"They are finishing construction with the cedar, the artists are working on the front... It was really fantastic," Bennett said.

Slett said they plan to complete construction in October, and to hold an opening ceremony on Oct. 13.

"We're already strong and resilient, but I think this big house is also going to fill a space within us that we didn't know we had, a bit of a void without having big houses," Slett said.

"It's going to be the heartbeat of our community."

Agreements are positive gestures by definition, and reconciliation is an honourable mindset. However, in practical terms, please advise ( with help from the Minister) which abundant portfolio the $40M is coming from and articulate briefly the specific harm done that this investment will remedy. In relative terms and with practical sense, for Grassy Narrows to be struggling for decades towards finding a solution for life itself in having clean water, it is a puzzling contrast to our government's investment in the construction of a "big house." Should Canadians be imagining that the government's coffers are bottomless, or that priorities are established and acted on in the most logical order?

That amount is approximately .0001 per cent of the annual federal budget.
It's not going to break anything.

Woops.

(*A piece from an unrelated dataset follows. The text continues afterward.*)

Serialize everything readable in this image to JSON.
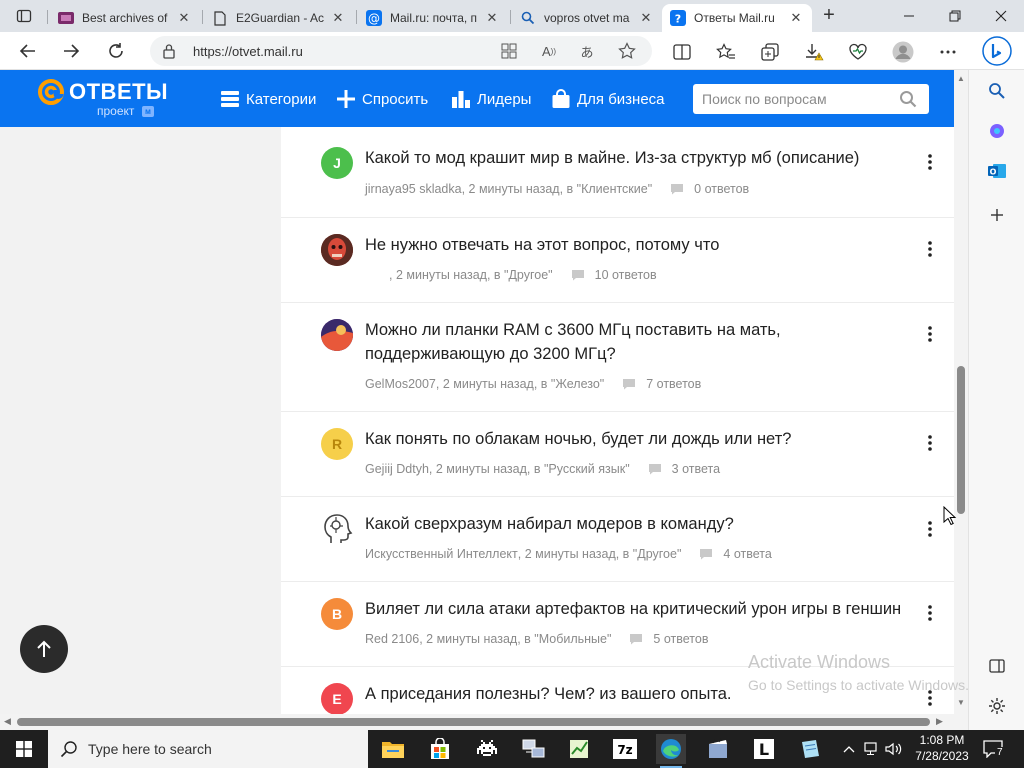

Shouldn't try to do math in my head when it's 84 deg F in here and stinking of city sewer coming in through the windows.
That's .009 per cent. Still isn't going to break anything.